• _EXERCISE DIRECTIONS_
Could you copy the records below exactly, leaving out any pictures?

*** DATA FOR THIS TASK ***

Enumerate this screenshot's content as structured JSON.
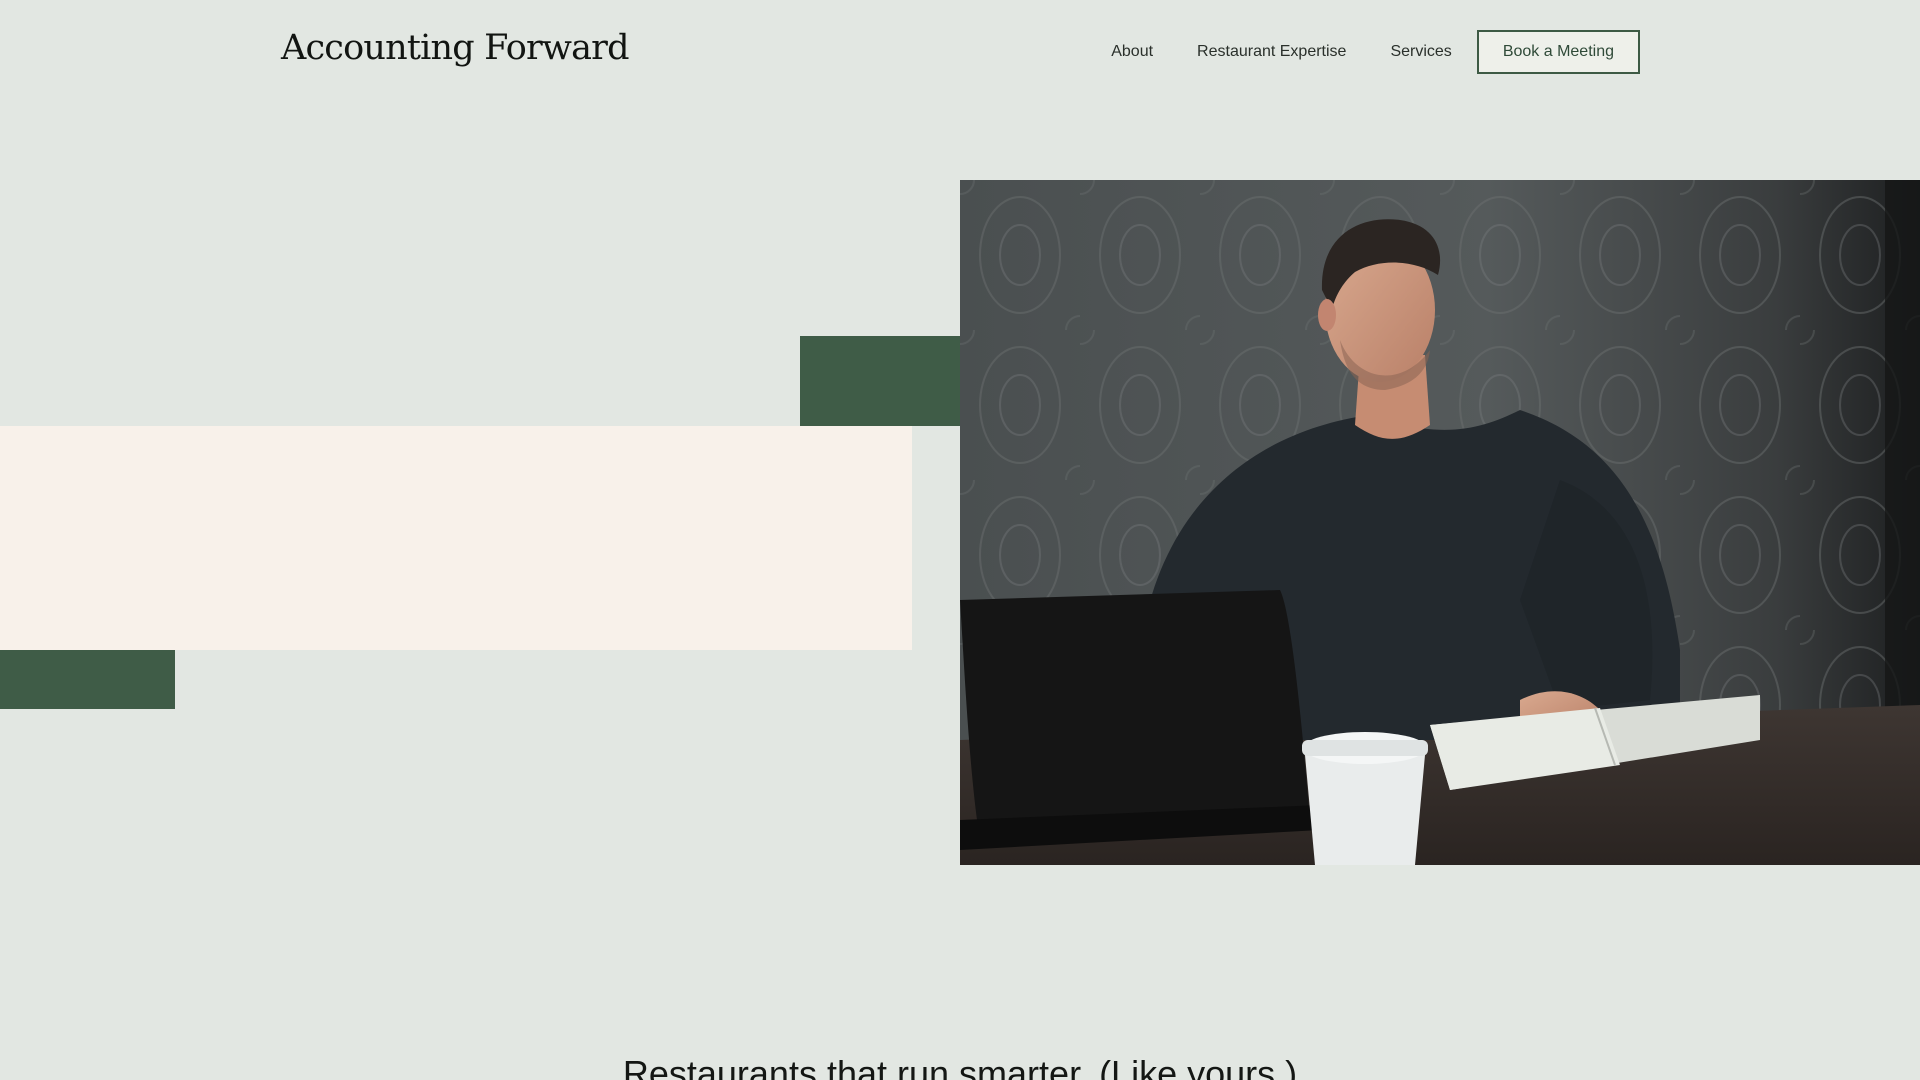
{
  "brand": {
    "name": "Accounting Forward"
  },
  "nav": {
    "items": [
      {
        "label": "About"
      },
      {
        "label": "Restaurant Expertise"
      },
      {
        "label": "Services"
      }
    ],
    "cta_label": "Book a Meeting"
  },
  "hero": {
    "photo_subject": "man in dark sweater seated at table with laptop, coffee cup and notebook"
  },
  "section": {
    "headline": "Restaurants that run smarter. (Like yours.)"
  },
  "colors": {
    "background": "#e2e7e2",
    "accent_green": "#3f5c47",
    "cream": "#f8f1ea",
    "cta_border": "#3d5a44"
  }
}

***

• _TASK RESPONSE_
Enumerate this screenshot's content as structured JSON.
{
  "brand": {
    "name": "Accounting Forward"
  },
  "nav": {
    "items": [
      {
        "label": "About"
      },
      {
        "label": "Restaurant Expertise"
      },
      {
        "label": "Services"
      }
    ],
    "cta_label": "Book a Meeting"
  },
  "hero": {
    "photo_subject": "man in dark sweater seated at table with laptop, coffee cup and notebook"
  },
  "section": {
    "headline": "Restaurants that run smarter. (Like yours.)"
  },
  "colors": {
    "background": "#e2e7e2",
    "accent_green": "#3f5c47",
    "cream": "#f8f1ea",
    "cta_border": "#3d5a44"
  }
}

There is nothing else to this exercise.